*Task requirements:* Filter this material down to the lines that hold "number", copying each one.

##### Input

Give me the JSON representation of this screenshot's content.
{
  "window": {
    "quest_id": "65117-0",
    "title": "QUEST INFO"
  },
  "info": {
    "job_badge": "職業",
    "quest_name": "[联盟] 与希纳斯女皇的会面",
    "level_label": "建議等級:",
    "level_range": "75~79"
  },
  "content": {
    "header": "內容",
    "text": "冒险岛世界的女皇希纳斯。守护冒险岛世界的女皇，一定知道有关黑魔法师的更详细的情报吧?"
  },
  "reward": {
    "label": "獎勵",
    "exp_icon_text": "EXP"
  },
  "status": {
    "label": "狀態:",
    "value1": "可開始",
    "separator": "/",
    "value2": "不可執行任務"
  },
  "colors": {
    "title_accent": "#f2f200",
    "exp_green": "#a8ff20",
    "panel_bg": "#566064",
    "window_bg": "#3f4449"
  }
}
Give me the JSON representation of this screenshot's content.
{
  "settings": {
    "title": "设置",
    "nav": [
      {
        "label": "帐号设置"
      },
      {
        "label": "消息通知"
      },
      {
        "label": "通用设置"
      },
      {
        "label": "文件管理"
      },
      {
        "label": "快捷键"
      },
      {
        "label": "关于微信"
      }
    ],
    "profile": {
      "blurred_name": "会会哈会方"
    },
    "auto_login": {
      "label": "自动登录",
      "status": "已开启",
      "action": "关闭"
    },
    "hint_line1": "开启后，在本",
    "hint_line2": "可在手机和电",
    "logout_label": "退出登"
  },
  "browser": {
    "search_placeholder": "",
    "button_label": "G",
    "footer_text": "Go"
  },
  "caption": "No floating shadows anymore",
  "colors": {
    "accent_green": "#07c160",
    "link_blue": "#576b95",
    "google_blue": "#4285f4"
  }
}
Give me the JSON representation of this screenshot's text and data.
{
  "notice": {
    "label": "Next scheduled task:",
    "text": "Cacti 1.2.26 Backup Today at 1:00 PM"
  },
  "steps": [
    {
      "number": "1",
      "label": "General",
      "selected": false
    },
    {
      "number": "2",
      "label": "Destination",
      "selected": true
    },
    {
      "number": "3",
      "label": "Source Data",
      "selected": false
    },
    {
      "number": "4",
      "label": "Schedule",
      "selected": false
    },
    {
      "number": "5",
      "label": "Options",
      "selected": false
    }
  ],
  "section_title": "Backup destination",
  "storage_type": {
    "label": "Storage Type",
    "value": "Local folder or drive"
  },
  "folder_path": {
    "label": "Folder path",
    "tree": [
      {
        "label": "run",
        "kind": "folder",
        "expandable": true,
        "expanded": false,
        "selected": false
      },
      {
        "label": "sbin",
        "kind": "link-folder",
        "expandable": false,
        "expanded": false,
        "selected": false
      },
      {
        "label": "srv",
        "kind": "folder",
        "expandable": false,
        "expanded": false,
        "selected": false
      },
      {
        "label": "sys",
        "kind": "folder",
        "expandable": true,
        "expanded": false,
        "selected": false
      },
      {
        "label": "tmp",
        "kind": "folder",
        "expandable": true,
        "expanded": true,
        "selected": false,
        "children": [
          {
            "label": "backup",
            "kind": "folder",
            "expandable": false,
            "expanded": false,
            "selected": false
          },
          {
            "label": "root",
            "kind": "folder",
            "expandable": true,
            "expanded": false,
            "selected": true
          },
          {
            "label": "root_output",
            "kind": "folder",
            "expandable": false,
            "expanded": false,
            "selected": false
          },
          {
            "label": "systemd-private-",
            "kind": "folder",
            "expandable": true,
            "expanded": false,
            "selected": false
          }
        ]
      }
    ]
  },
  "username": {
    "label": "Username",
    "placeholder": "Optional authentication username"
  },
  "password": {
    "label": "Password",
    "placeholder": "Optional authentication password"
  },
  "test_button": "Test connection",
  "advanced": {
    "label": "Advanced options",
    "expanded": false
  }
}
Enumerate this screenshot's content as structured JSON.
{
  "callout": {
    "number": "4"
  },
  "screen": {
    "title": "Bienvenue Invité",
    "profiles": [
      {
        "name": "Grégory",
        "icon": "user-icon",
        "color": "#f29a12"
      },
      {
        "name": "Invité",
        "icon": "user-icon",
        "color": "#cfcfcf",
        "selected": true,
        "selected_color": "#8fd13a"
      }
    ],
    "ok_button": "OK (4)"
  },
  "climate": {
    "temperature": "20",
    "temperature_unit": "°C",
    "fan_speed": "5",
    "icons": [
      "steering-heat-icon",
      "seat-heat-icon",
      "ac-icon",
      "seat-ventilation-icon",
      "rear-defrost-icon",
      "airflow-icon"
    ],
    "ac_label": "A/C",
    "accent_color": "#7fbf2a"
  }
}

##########

*Response area:*
      "number": "1",
      "number": "2",
      "number": "3",
      "number": "4",
      "number": "5",
    "number": "4"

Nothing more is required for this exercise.